Records from a dataset

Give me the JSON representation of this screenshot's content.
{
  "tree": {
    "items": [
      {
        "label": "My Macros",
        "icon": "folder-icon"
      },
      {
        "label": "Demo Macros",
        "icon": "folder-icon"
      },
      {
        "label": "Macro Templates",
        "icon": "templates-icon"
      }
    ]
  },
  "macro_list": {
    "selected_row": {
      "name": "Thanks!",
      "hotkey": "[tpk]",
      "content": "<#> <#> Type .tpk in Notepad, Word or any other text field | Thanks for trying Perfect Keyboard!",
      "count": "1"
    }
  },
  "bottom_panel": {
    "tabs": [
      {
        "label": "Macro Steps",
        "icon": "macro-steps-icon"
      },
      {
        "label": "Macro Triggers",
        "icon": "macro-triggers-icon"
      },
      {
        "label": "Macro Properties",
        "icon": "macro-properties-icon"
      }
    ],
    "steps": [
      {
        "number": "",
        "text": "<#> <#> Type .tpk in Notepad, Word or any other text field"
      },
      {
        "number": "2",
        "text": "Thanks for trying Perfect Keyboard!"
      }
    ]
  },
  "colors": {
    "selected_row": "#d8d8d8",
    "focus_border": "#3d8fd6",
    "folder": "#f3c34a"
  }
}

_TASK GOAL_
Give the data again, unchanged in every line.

_REPLY_
Give me the JSON representation of this screenshot's content.
{
  "tree": {
    "items": [
      {
        "label": "My Macros",
        "icon": "folder-icon"
      },
      {
        "label": "Demo Macros",
        "icon": "folder-icon"
      },
      {
        "label": "Macro Templates",
        "icon": "templates-icon"
      }
    ]
  },
  "macro_list": {
    "selected_row": {
      "name": "Thanks!",
      "hotkey": "[tpk]",
      "content": "<#> <#> Type .tpk in Notepad, Word or any other text field | Thanks for trying Perfect Keyboard!",
      "count": "1"
    }
  },
  "bottom_panel": {
    "tabs": [
      {
        "label": "Macro Steps",
        "icon": "macro-steps-icon"
      },
      {
        "label": "Macro Triggers",
        "icon": "macro-triggers-icon"
      },
      {
        "label": "Macro Properties",
        "icon": "macro-properties-icon"
      }
    ],
    "steps": [
      {
        "number": "",
        "text": "<#> <#> Type .tpk in Notepad, Word or any other text field"
      },
      {
        "number": "2",
        "text": "Thanks for trying Perfect Keyboard!"
      }
    ]
  },
  "colors": {
    "selected_row": "#d8d8d8",
    "focus_border": "#3d8fd6",
    "folder": "#f3c34a"
  }
}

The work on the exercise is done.